* [Task]
Below are the records. Gather each line that holds "JSON".

* [Source material]

__________

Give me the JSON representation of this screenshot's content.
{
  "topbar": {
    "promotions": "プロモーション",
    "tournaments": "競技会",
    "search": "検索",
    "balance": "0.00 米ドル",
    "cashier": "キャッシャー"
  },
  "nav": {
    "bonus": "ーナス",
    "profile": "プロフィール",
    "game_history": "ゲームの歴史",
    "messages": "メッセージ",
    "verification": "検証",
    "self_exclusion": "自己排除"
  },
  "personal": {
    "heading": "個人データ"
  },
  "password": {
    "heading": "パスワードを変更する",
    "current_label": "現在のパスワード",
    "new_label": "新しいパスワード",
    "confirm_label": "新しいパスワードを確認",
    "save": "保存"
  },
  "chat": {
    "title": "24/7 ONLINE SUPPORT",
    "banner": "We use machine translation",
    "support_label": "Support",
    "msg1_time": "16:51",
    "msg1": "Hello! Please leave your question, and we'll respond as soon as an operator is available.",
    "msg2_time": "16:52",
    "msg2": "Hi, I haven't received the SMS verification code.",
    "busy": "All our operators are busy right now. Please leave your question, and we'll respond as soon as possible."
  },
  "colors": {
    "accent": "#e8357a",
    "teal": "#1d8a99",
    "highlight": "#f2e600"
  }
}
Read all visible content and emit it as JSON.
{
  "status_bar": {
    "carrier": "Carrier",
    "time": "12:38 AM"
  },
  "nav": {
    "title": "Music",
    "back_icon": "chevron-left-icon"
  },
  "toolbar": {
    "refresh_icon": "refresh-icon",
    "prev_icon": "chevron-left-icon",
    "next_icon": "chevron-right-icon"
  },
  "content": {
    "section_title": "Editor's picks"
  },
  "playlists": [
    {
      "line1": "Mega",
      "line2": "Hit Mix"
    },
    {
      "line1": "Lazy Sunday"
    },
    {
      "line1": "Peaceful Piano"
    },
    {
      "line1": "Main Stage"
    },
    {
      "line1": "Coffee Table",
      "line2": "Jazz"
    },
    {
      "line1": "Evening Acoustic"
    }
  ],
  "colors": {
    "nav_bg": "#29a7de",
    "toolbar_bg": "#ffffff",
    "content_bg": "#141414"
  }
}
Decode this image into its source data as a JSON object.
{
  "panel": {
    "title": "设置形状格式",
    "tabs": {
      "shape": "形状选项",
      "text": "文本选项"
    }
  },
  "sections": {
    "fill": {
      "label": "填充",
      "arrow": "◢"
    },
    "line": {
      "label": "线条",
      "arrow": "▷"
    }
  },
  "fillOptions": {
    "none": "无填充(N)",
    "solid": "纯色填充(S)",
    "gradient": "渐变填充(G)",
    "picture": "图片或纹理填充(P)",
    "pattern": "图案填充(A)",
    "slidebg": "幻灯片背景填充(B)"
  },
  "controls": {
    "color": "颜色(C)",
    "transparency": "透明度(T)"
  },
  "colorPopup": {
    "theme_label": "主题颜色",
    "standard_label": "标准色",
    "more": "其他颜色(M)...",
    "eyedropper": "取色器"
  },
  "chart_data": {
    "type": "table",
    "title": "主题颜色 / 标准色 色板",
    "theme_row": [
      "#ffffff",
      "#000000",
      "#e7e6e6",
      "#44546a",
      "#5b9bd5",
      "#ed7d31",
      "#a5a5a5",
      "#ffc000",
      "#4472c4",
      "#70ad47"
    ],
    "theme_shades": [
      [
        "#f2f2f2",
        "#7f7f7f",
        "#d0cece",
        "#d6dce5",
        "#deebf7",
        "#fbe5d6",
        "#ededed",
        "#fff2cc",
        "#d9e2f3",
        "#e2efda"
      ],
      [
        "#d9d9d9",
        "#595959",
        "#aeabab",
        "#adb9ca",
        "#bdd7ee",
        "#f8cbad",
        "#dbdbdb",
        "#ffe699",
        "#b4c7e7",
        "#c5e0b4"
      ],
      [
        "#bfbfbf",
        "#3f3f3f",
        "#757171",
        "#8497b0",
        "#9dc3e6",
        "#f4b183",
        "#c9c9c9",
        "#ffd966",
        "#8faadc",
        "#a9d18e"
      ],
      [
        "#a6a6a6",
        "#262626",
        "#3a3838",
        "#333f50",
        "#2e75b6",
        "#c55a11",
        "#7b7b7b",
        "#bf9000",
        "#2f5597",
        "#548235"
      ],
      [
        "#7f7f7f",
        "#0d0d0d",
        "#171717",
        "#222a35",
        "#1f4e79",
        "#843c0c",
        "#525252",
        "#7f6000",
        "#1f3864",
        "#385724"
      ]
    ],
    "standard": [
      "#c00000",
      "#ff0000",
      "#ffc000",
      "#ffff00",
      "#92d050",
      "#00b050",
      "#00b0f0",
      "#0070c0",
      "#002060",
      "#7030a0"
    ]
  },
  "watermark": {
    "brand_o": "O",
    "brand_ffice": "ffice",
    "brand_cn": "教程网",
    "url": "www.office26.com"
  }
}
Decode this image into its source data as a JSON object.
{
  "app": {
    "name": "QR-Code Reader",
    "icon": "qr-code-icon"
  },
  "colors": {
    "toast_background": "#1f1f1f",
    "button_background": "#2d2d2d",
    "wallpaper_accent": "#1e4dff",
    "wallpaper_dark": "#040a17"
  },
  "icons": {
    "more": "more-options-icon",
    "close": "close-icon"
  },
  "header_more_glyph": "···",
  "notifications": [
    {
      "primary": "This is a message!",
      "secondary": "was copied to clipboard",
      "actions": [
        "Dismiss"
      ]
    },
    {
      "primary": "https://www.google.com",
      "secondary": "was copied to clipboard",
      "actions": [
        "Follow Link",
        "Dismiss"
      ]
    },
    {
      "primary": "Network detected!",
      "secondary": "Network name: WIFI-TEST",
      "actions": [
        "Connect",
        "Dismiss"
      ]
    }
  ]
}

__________

* [Result]
Give me the JSON representation of this screenshot's content.
Read all visible content and emit it as JSON.
Decode this image into its source data as a JSON object.
Decode this image into its source data as a JSON object.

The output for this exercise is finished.